From the entries below, please gather each line containing the string "icon".

= Beginning of Section =

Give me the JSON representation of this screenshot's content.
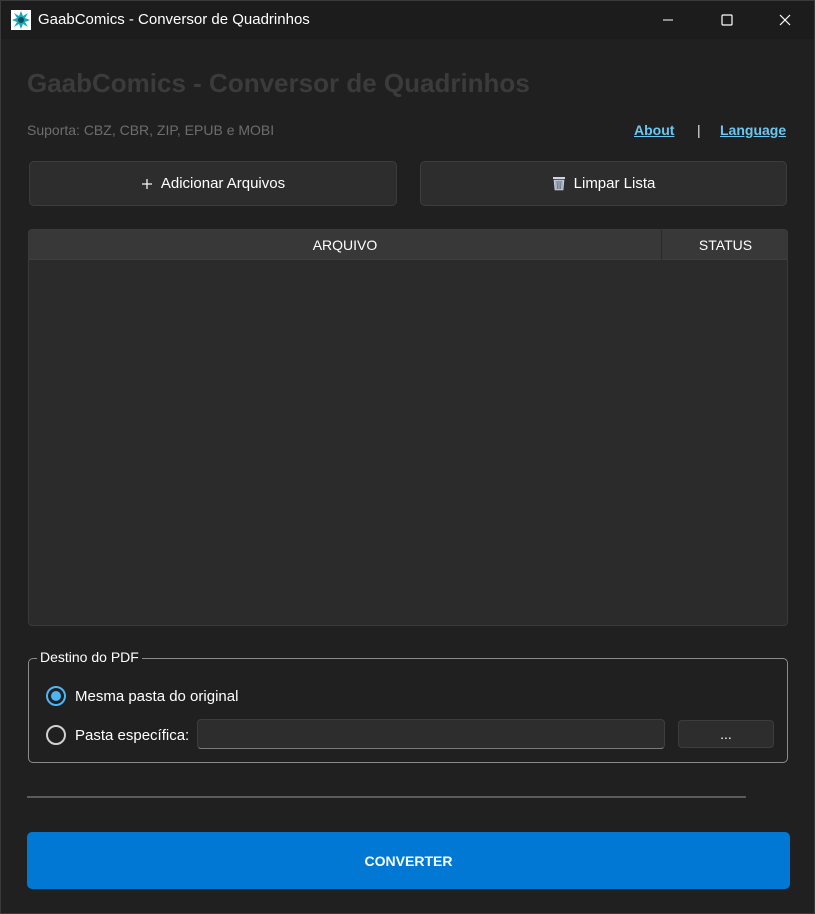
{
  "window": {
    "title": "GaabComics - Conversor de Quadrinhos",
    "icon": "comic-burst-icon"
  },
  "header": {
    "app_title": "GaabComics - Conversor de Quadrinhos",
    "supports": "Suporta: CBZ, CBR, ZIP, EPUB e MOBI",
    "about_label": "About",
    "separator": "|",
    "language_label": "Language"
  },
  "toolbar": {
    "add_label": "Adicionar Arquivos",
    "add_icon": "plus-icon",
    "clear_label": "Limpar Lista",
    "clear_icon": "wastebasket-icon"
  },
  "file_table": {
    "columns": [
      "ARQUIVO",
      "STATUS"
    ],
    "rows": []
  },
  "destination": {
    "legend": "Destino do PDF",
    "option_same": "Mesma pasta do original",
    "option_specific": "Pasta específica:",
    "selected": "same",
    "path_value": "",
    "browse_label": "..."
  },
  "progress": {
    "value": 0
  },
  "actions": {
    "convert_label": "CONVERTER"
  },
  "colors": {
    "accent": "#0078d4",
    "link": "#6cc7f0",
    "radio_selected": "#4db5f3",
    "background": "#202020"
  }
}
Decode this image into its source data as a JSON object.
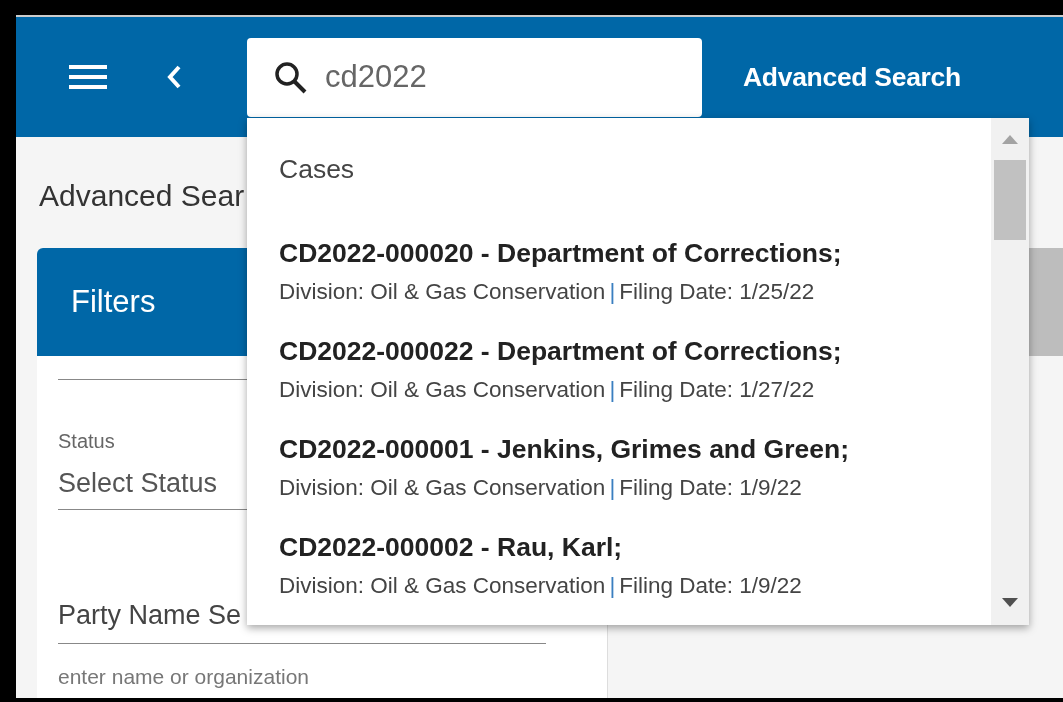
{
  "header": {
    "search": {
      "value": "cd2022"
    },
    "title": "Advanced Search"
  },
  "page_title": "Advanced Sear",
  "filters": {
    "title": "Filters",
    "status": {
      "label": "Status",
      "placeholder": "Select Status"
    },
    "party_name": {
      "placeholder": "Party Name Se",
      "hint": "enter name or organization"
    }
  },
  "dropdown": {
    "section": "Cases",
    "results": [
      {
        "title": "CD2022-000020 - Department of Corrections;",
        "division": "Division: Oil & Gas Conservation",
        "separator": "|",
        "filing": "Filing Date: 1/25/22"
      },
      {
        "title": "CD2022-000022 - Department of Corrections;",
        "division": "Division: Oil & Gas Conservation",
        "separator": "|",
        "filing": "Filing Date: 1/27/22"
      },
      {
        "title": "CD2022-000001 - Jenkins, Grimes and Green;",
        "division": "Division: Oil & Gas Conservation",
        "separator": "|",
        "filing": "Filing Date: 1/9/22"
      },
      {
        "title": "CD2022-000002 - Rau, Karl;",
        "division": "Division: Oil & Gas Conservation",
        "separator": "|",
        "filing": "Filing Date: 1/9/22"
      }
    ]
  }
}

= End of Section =

RESPONSE BELOW:
    "icon": "comic-burst-icon"
    "add_icon": "plus-icon",
    "clear_icon": "wastebasket-icon"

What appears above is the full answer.